You can show your team how the performance progresses after each release, in terms of KPIs.
And so on. Also, you can zoom in into the resources and analyze threads, memory objects, received and sent data, and connections.
This information is really important to fully understand how your app is working. You’ll also be able to understand how you can improve the app. And you can get all this data by just profiling the application.
As I said before, there are tools…
Now, let’s talk about the tools that help us to achieve all these information shown before.
Measuring events’ response time is something I prefer to do manually with a timer. But another option is (depending on the application) to use an automation framework and enter your code time marks.
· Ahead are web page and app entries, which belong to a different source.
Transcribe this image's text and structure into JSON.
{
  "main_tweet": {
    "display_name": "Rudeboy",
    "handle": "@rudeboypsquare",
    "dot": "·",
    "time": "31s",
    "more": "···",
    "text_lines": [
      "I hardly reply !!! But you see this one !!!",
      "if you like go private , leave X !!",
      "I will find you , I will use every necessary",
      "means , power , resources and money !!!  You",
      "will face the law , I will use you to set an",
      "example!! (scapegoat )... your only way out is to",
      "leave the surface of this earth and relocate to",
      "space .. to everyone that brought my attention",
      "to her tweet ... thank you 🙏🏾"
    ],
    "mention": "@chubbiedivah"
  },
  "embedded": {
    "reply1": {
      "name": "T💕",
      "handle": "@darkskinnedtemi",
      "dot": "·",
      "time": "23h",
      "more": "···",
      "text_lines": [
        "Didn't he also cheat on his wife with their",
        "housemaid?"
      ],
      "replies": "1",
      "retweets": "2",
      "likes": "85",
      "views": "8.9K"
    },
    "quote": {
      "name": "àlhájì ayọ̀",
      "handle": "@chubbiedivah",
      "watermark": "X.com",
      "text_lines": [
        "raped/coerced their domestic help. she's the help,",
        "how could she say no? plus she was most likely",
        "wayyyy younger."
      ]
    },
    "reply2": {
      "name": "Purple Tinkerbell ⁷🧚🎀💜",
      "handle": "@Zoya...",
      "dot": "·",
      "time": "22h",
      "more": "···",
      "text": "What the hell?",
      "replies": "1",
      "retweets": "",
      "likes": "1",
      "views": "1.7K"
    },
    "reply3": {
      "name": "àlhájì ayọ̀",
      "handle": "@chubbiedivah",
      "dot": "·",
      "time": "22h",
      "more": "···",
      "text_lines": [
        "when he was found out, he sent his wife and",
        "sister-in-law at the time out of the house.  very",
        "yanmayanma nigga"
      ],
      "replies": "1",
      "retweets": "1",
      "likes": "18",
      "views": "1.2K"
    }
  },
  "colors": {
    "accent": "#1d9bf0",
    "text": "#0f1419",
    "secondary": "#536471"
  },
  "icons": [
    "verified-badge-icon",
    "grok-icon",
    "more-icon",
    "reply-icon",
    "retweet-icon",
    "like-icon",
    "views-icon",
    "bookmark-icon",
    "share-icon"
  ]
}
As I mentioned earlier, to measure services time you can connect the device to a proxy tool (like Charles or Fiddler). You also can take the services time using Postman or any performance tool like JMeter. However, I prefer to trigger the services directly from the application and the device that I’m using to measure the performance.
In the proxy you will see the list of requests involved in your actions and events, and also it will show response time data.
Finally, for profiling purposes, you can use Android Studio (for Android devices) and Instruments (for iOS devices). There you will find resource consumption information and details of what is happening deep down in the device. I use them a LOT to debug the application and find improvement opportunities, like memory and processing optimizations.
Apart from those tools, you can also get some support from tools like Browserstack, Seetest, Apptim, and Kobiton to run the tests and take metrics of resource consumption (CPU/Memory/etc).
As mobile performance testing is a pretty new practice, I have faced some challenges. For example, (at this time) there is no automatic tool to measure screen load time to native applications. It would be great to hear about a tool for doing that. So, if at the time you read this article you know of a tool for that, please let me know!
On the other hand, there is an issue with Instruments that prevents the measuring of battery consumption on iOS devices. I hope they solve that issue soon.
Now that you have all the info…
In closing, I highly recommend that, after you go through this practice, you drop all the resulting information on your app’s pain points into a delivery document to share with your team. List the metrics, KPIs, and findings from your mobile performance testing. Don’t forget to list the devices used for the testing, app version tested, and all the necessary information in case your colleagues want to repeat the test.
I’m still working on this field in my projects, so I’m constantly learning about this amazing topic. But it’s always worth sharing what we’ve learned up to this point in order to exchange experiences! Hopefully you’ll be able to apply this practice to your mobile apps. And please, let me know about your results.